To produce milk, a cow must be kept almost continually pregnant. Her life is an unending cycle of sexual exploitation, deprivation and heartache, having calf after calf taken from her just hours after birth. The bond between a mother and her calf is strong and both mother and baby cry for days after their forced separation.
This painting came about as I was struggling to come to terms with a comment I always get at the end of talks and one that we all see posted on images or videos exposing cruelty in animal agriculture: “I’m going to keep eating animals and animal products but I don’t support abuse “. It always baffles and infuriates me because somehow the message got lost that all animals trapped in the animal agriculture industry – whether factory farm or small scale farm – endure abuse daily. Why do we only recognize a raised fist or a kick as abuse when much more insidious, long-term devastating abuse is overlooked? The forced separation of mother and calf that the dairy industry relies on is a perfect example. We need to stop giving ourselves a cop-out. Animal agriculture is based on ripping families apart, forcing them to exist in unnatural conditions, exploiting their reproductive systems and finally, brutally taking their lives from them. We can talk about all the welfare issues we want but at its heart, animal agriculture relies on completely taking away the freedom – and lives – of animals.

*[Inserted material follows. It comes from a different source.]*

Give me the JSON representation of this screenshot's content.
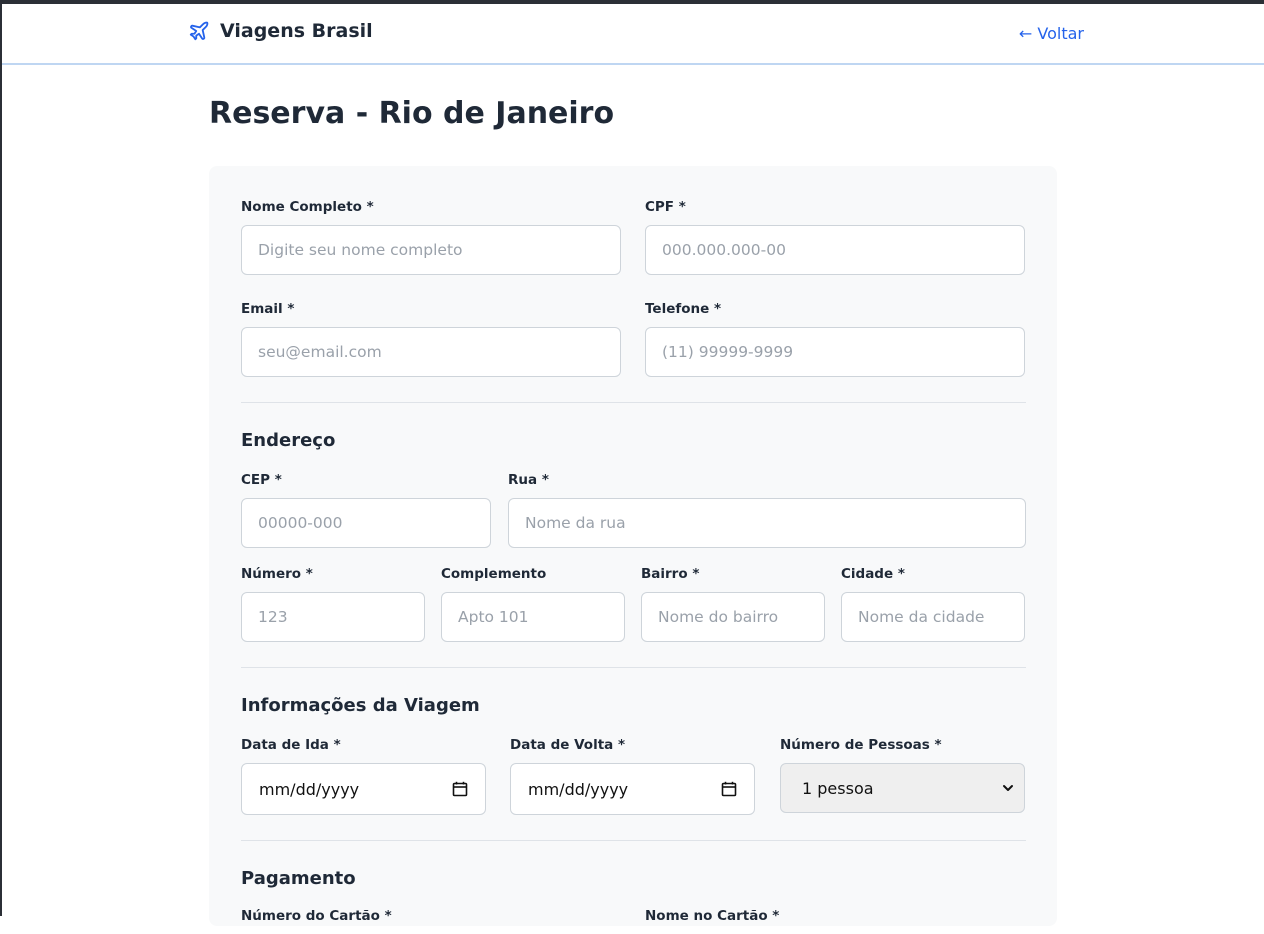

Originally from a small, farming community, I connected with farmed animals from an early age.
I’ve been an animal cruelty investigator for over a decade, working as the Canadian Head of Investigations for international animal advocacy organization Animals’ Angels, Canadian-based organizations Canadians for Ethical Treatment of Farmed Animals and the Canadian Horse Defense Coalition, and most recently as the Director of Investigations for Mercy For Animals Canada where I oversaw the completion and release of seven undercover investigations.

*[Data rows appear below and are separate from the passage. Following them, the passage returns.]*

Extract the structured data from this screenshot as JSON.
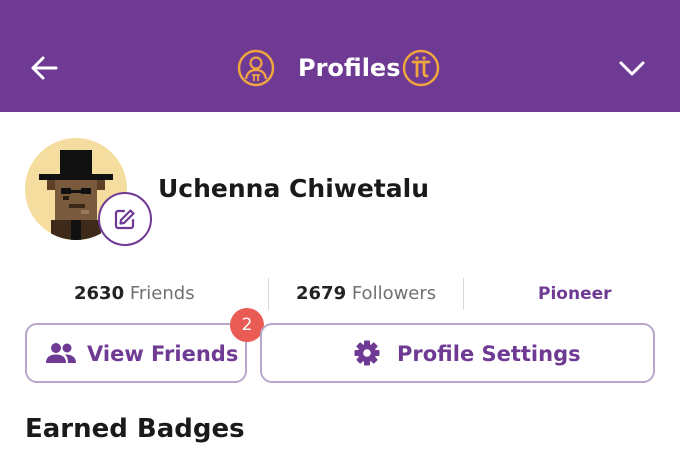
{
  "colors": {
    "header_bg": "#6f3a93",
    "accent": "#6f3a93",
    "gold": "#f0a640",
    "badge_red": "#ea5b55",
    "avatar_bg": "#f5dda0"
  },
  "header": {
    "title": "Profiles",
    "back_icon": "arrow-left-icon",
    "profile_icon": "user-circle-icon",
    "pi_icon": "pi-coin-icon",
    "menu_icon": "chevron-down-icon"
  },
  "profile": {
    "name": "Uchenna Chiwetalu",
    "avatar_icon": "pixel-art-avatar",
    "edit_icon": "edit-icon"
  },
  "stats": {
    "friends": {
      "count": "2630",
      "label": "Friends"
    },
    "followers": {
      "count": "2679",
      "label": "Followers"
    },
    "role": "Pioneer"
  },
  "actions": {
    "view_friends": {
      "label": "View Friends",
      "icon": "people-icon",
      "badge": "2"
    },
    "profile_settings": {
      "label": "Profile Settings",
      "icon": "gear-icon"
    }
  },
  "section": {
    "title": "Earned Badges"
  }
}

I’ve been fortunate to have a good working relationship with the media who helped provide exposure of the horrors inherent in animal agriculture through investigative pieces, including No Country for Animals (Global National), Bêtes à bord (CBC Radio-Canada), No Country for Horses (CBC National), Food for Thought (CTV W5), Cruel Business (CTV W5), Behind the Barn Door (CTV W5) and These Little Piggies (CTV W5).
All of my work – investigative and artistic – seeks to challenge our basic beliefs about farmed animals and foster a sense of compassion for all animals.